The Korean Wave Festival, organized by the Faculty of Humanities at Leiden University, is therefore a personal project for her. She tried to bring everything that fascinates her on YouTube to the Museum of Ethnology. The festival is opened by the Dutch K-dance act ABM team: ‘This is what I mean by K-Wave: four young girls from different backgrounds who come together in their love for K-Pop.’ K-dance and Random Play Dance are hugely popular outside of South Korea, according to Brunt. Young people watch videos on YouTube or TikTok and practice the dance steps at home.

For those who want to learn to dance, the festival offers dance workshops and Random Play Dance. For those more interested in the music they dance to, there are talk shows featuring Dutch K-pop songwriter Ronnie Icon, among others. For Icon, the writing process for a K-pop song is different from Western pop music. In Western countries, airplay is important, which is why the performance is only adapted to the music later. In K-pop, it goes the other way around: performance is part of the creation of the music.

K-pop group Blackpink.  Image YG Entertainment

K-pop group Blackpink.Image YG Entertainment

Performance and concept are the key to K-pop’s success, according to Bettina Brunt. This is reflected in the detailed choreography and clothing worn by the performers. The festival also has a fashion show. ‘Koreans are proud of their heritage and translate traditional clothing into the present. K-pop bands like BTS and Blackpink wear traditional Korean male box in a completely new way’. Mixing past and present Korean styles, as well as mixing film and music genres, is what fascinates Brunt about the Korean wave.

With the Korean Wave festival, Brunt also has another goal. ‘In Western media, Asians are still all too often portrayed in a stereotypical and negative way: as ‘nerds’ or ‘geeks’. I don’t recognize myself in that picture.
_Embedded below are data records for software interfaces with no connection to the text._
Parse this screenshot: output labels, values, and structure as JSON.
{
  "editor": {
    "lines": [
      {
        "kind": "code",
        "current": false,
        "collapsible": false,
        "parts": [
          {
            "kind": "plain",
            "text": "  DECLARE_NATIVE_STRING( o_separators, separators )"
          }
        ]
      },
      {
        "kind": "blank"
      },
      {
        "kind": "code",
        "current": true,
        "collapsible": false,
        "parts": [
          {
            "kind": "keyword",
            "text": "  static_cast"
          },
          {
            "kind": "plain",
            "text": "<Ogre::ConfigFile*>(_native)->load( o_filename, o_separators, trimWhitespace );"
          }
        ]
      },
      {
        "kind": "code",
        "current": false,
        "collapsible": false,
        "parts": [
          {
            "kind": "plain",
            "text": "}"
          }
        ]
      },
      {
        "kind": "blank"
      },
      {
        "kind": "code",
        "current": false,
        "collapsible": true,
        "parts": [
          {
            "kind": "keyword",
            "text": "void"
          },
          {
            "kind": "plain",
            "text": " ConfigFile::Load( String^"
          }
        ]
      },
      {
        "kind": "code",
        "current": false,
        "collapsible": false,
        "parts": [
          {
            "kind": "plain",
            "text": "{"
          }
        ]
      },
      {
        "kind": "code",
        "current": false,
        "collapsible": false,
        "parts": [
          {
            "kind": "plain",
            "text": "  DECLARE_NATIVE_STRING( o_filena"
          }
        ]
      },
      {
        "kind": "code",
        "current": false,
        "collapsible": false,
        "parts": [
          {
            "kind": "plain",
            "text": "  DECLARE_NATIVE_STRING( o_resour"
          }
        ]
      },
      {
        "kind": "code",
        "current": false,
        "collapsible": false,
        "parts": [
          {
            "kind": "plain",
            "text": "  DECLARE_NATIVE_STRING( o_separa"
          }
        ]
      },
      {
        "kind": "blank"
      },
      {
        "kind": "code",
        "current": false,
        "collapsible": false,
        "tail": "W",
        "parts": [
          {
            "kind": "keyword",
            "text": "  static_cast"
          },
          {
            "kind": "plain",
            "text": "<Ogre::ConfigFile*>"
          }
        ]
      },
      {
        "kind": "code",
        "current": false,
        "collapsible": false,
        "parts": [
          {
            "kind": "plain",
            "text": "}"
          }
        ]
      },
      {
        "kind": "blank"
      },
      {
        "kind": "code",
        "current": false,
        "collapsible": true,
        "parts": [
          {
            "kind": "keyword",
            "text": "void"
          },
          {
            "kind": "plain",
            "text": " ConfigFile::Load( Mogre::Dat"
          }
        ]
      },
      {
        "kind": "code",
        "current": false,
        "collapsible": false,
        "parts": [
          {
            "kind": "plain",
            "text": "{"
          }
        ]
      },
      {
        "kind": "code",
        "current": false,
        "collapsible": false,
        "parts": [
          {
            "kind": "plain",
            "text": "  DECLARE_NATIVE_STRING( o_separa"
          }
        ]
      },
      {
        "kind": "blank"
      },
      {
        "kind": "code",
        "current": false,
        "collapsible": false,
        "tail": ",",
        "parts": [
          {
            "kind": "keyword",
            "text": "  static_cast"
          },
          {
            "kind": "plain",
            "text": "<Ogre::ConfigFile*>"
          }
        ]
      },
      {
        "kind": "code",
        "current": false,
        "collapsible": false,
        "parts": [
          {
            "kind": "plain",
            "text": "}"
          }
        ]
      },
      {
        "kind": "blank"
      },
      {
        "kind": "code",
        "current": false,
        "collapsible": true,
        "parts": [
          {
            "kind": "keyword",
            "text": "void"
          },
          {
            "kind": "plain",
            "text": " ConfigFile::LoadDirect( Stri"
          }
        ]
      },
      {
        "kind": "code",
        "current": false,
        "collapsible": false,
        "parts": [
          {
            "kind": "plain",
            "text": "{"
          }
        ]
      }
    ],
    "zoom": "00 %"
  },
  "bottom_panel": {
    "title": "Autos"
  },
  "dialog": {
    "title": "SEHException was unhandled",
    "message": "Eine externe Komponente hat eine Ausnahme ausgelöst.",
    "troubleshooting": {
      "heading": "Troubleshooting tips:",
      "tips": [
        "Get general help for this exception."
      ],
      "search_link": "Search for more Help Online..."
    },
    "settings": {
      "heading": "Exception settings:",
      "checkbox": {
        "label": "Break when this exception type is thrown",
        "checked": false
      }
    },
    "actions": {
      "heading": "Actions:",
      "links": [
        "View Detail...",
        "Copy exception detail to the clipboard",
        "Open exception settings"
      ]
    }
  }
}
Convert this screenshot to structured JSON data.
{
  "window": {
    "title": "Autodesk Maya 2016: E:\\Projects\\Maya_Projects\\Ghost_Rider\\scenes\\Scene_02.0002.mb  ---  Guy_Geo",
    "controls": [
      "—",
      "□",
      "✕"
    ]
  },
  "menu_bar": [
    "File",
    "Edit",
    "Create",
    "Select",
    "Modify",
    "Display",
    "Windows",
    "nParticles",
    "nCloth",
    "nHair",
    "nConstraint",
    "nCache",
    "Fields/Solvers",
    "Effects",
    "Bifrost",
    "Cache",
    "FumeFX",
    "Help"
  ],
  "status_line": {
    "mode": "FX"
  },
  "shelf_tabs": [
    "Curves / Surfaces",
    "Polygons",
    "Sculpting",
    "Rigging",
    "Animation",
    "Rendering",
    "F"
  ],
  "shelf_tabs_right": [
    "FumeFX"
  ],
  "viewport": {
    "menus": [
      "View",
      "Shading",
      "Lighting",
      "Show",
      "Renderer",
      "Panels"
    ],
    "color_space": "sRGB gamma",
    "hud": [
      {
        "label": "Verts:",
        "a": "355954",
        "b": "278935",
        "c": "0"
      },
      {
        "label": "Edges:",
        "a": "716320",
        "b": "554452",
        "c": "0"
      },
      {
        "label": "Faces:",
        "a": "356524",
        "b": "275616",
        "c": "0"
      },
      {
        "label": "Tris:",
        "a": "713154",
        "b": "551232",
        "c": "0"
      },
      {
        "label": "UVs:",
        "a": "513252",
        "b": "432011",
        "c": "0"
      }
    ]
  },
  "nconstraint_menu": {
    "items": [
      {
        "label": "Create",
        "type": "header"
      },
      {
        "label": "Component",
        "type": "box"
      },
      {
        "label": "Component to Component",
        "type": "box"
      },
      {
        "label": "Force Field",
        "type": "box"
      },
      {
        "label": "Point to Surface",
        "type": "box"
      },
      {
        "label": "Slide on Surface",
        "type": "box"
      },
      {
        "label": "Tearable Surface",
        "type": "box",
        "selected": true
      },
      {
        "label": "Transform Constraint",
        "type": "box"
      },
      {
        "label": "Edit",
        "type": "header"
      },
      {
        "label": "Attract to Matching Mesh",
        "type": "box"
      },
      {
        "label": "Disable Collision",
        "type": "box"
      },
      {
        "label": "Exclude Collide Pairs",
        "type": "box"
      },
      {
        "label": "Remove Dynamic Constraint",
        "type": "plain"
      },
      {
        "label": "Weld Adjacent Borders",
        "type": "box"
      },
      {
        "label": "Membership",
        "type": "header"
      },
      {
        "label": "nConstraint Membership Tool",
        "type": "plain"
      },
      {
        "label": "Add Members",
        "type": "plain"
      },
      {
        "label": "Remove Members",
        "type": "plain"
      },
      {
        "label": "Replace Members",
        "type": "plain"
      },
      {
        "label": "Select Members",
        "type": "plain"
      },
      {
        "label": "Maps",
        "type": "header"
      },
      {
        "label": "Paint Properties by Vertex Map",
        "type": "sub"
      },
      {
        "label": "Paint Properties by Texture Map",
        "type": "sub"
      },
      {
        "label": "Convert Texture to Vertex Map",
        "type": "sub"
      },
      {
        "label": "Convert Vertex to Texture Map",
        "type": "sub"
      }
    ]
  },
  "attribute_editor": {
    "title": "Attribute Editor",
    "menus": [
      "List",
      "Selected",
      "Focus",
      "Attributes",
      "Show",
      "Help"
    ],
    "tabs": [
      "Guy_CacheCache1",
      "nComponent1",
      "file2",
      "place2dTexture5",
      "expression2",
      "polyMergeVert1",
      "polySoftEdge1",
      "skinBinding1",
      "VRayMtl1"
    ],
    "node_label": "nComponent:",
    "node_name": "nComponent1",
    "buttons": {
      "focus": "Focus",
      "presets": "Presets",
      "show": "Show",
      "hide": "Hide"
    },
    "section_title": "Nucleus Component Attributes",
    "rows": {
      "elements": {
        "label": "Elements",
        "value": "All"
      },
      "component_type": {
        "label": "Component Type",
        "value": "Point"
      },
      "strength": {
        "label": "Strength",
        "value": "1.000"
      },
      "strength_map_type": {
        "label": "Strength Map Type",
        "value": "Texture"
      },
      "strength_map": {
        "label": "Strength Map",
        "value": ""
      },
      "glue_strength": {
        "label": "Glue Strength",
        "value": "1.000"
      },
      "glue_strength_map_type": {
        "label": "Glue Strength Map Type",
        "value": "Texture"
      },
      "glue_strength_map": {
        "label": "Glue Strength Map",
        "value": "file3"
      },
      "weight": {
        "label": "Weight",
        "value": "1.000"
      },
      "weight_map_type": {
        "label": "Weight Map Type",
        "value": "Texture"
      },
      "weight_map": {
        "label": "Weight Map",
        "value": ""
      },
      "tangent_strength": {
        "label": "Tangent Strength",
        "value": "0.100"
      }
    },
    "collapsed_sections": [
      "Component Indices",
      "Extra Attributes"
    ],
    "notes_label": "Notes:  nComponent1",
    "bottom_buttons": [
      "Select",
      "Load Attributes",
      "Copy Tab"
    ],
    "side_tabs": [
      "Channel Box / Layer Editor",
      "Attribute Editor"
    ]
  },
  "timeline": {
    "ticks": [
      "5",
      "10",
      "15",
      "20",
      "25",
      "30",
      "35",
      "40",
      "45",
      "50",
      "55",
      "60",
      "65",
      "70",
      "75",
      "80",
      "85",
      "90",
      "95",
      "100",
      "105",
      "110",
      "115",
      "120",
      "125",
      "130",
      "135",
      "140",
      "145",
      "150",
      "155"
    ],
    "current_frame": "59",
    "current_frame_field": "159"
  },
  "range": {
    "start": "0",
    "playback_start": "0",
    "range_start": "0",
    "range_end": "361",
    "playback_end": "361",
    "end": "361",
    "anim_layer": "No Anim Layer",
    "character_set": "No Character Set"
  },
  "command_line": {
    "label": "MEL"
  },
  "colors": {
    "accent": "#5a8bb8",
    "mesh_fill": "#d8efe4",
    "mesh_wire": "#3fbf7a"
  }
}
I hope to make Asians visible as musicians, actors and dancers, as people like you and me.’ At the festival, the focus is on what Koreans do, such as making music, rather than who or what they are through the eyes of an outsider.

Visitors to the Museum of Ethnology Leiden are invited to think along, talk, dance and play sports. ‘You only start to feel it when you experience it,’ says Brunt. ‘Only then will you understand why Korean pop culture is so popular all over the world. But nothing is necessary. If interest or attention has been raised, that’s great.’

Leave a Comment